But those services came to a halt in 2008, when Karibu announced it was closing its six stores—starting with the store in Pentagon City, and then the store at Security Square Mall. The three remaining Prince George’s stores closed on Feb. 10, 2008. According to reports, internal issues led to the closings. Ask the founders and they’ll tell you they’d rather move forward instead of looking back. “I think everything has a season….We did Karibu, it was that, but that’s not the end of the story,” Wilkerson-Glover said. “To know that out of nothing came Karibu is to know something greater will come from what they learned [from Karibu].”
The announcement was a hard pill to swallow for the Black community, which paused for a moment of silence as they considered what was being lost. Among those mourners was Paul Coates, owner of Black Classic Press, a Baltimore publishing house that used Karibu to promote its authors. “As a publisher we’ve lost a major outlet,” Coates told the Sun. “But more importantly, our community has lost an institution.”

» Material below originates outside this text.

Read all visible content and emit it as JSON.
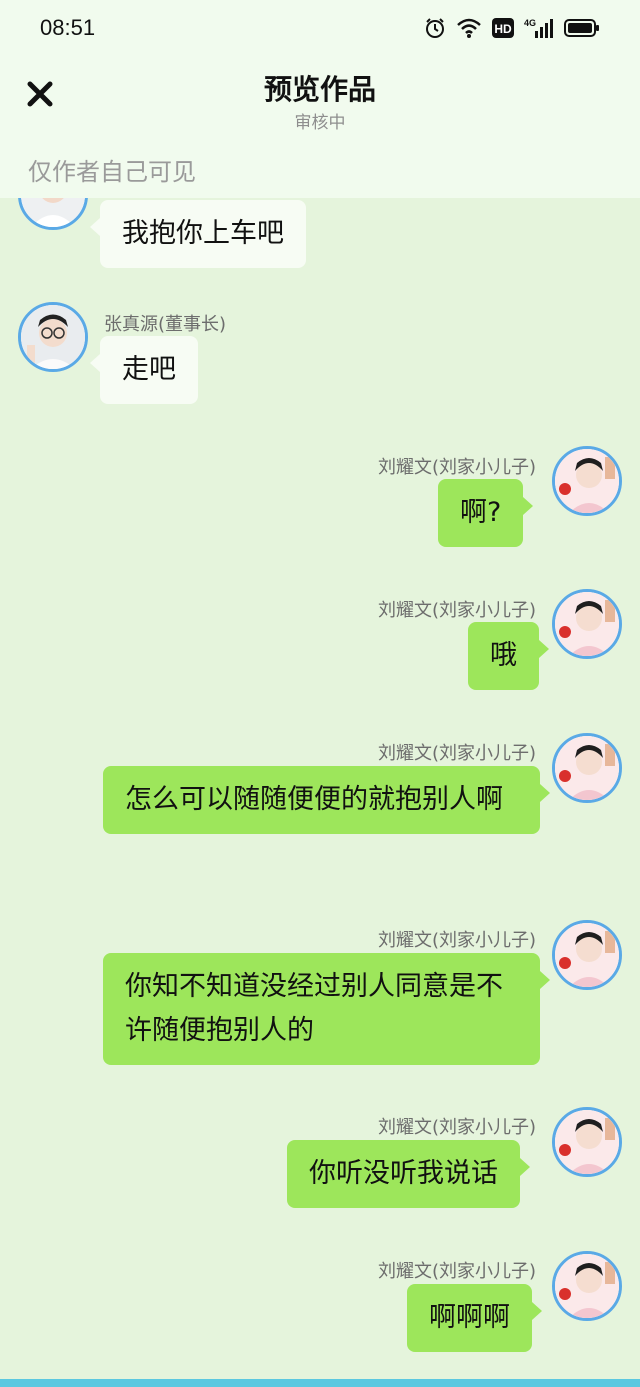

In a Jan. 24, 2008 blogpost, Azizi Books, an African-American bookstore at Lincoln Mall in Matteson, Ill., issued a statement on Karibu’s closing: “This store has been a huge inspiration for us…. In an environment where independent book stores are shutting their doors faster than ever, knowing that Karibu Books was alive, kicking, and achieving success was a message to us that we could do it too. We looked up to Karibu. This is truly a sad event.”
“Two people called me, crying on the phone,” Jonathan Robinson, who has managed the Bowie store for two years, told the Post.
As news continued to travel, Christopher Chambers, a Silver Spring author and Georgetown University professor who has done readings and moderated panels at Karibu, told the Post he received more than a dozen emails, including one from bestselling author Walter Mosley. “Some of these other stores have been hanging on by fingernails from the beginning, small storefront shops that sold incense, greeting cards, figurines and books as a sideline,” he said. But “this was a real chain with real brick-and-mortar stores.”
And no matter what occupies those spaces now, that cultural void still lingers among what were once the bricks and mortars of a community. That’s what makes it difficult to walk through Bowie Town Center, Forestville and Iverson malls and not stop to consider that void. If you listen long enough, you might still hear a community in mourning.